In addition, my time has been spent creating processes and policies to make life easier for everyone. It may sound boring to some and don’t worry I won’t go into detail, but I love coming up with something that I know will make things much simpler and save so much time! 

This has of course been broken up with more lovely food and chai from Shazia, as well as a much needed visit to the island of Evia to visit Mary Dallas and have a break from the madness of Athens!

One week left – I don’t know where the time has gone, and lots to do in this last week, but feeling very happy to be part of such wonderful and essential work. 

Sophie’s Diary

Sophie is volunteering with CRIBS in Athens for a month. She will be working closely with staff and volunteers there to help put operational systems in place. She has kindly offered to blog her experience to give a sense of daily life on the ground with CRIBS.

First day in Athens
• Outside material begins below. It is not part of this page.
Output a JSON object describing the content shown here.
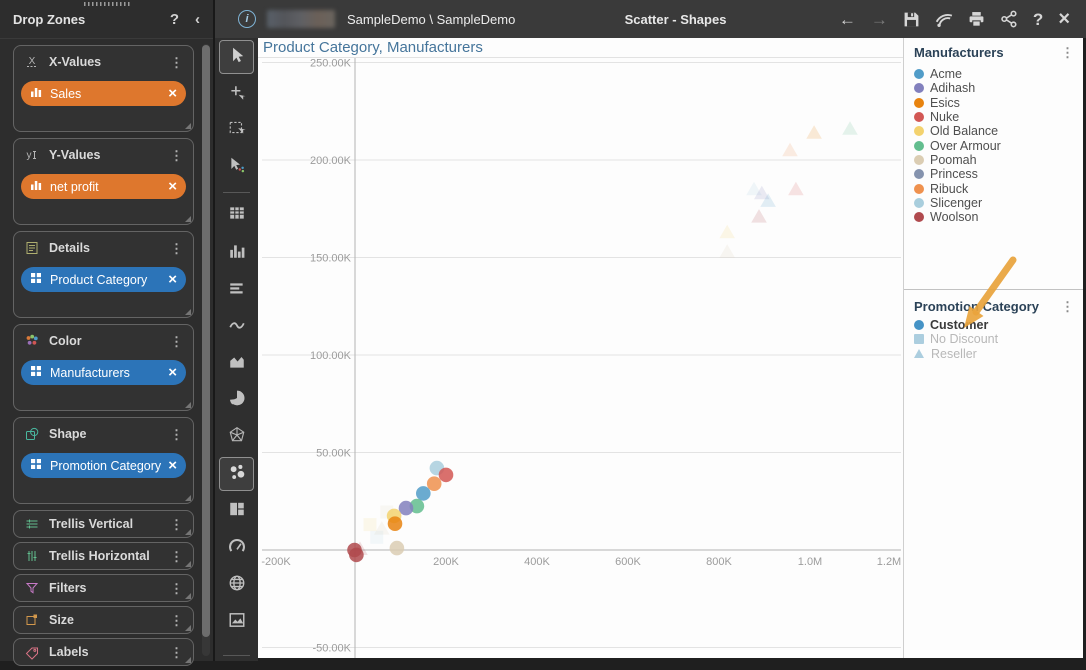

Getting my bearings with the neighbourhood, did some shopping and grabbed a coffee while going through my notes and trying to work out where each family is up to, and things to discuss when I meet the team on the ground later.

We had a very effective meeting – me, Mohammed, Qasim and Shazia, talking through lots of different things that we want to work on, and where the families are up to. We talked for 3 hours and still didn’t cover everything I aimed to – which just shows the immense amount of work on the ground here. The organiser in me couldn’t wait to get typing the notes up and make plans, and was looking forward to meeting Brittany who had stayed home with the baby.
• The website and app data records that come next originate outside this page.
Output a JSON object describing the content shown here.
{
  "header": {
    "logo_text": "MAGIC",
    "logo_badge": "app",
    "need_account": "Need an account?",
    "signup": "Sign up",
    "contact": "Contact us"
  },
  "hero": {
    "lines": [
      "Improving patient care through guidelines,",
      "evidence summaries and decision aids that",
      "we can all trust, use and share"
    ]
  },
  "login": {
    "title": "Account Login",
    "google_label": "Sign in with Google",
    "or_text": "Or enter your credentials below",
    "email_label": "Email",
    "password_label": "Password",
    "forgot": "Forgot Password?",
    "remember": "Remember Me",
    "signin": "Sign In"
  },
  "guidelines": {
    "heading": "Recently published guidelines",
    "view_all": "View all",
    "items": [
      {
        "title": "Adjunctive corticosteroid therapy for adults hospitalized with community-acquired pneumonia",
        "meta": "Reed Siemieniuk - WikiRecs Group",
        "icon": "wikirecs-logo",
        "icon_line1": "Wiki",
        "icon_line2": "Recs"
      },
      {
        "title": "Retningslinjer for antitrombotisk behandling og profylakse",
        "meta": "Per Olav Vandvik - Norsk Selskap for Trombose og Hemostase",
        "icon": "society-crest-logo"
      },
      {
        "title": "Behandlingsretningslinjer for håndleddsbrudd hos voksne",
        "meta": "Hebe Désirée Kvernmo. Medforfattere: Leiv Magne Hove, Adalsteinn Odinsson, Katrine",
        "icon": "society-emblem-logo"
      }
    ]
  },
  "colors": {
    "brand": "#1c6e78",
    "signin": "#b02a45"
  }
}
‘There would be time tomorrow’ I thought …..

I was of course treated to a huge wonderful meal by Shazia enjoyed in the company of mum Jamila and baby Fatima, also living the flat. Gorgeous four year old Hania had gone to bed worn out after giving me a very warm welcome on arrival.

Sophie and Shazia at the end of a busy first day

Day 2: the real work begins!!!

We had agreed that I would accompany Farida to the hospital to see her baby, freeing Mohammad up to make some appointments, pay bills and buy fans.

We arranged for a medical student from MVI to come to the hospital with us to try to determine whether the baby really needed to stay in hospital. The news was good, they were not too concerned, but they wanted to keep baby in while allergy results came back so they could keep an eye on him. It was just wonderful seeing mums face light up as she saw him, she was able to breastfeed and we then had some time on the phone with Shayma interpreting what we had been told.

We now needed a breast pump so she could express milk at home to bring into the hospital. After lots of messaging we arranged to borrow one from Amurtel. I then went on the hunt for containers to store the milk, and a freezer bag to transport it to the hospital. This sounds simple but I was passed from one place to the next until I finally found what I was looking for.

Simple tasks like this become very exhausting in the 33 degree heat traipsing around Athens!

By the time I got back to Farida it was almost 9pm. After some miming and explanations, with the help of Google translate, about how often etc, she was finally able to express some milk!

I updated Sally on my way back and just when I thought my day was finished she told me that a lady from Congo had been in touch with her saying she needed help, food, has a baby and is pregnant. We are full at the moment so I couldn’t do anything about accommodation. I spoke to her and she was ok for the night but agreed to meet her the next day.

Ok, clocking off 10.30pm. No notes written up and no chance to meet Brittany. I leave Qasim a voicemail explaining I can’t help him at the shop all day tomorrow as planned but would come after the hospital. He had spent the day dealing with a huge truck load of donations to the shop; goodness knows how he fit it all inside. He quickly rang me to say don’t worry, he can manage, I must focus on the urgent things. How thoughtful of him!

I check Facebook and see Sally has set up a fundraiser for the extra costs of storage containers for the milk, freezer bag and transport to hospital. Already it has got £75 from only 3 donors, and I’m left feeling overwhelmed at people’s generosity and understanding, not to mention the scale of the work ahead. Time for a good nights sleep!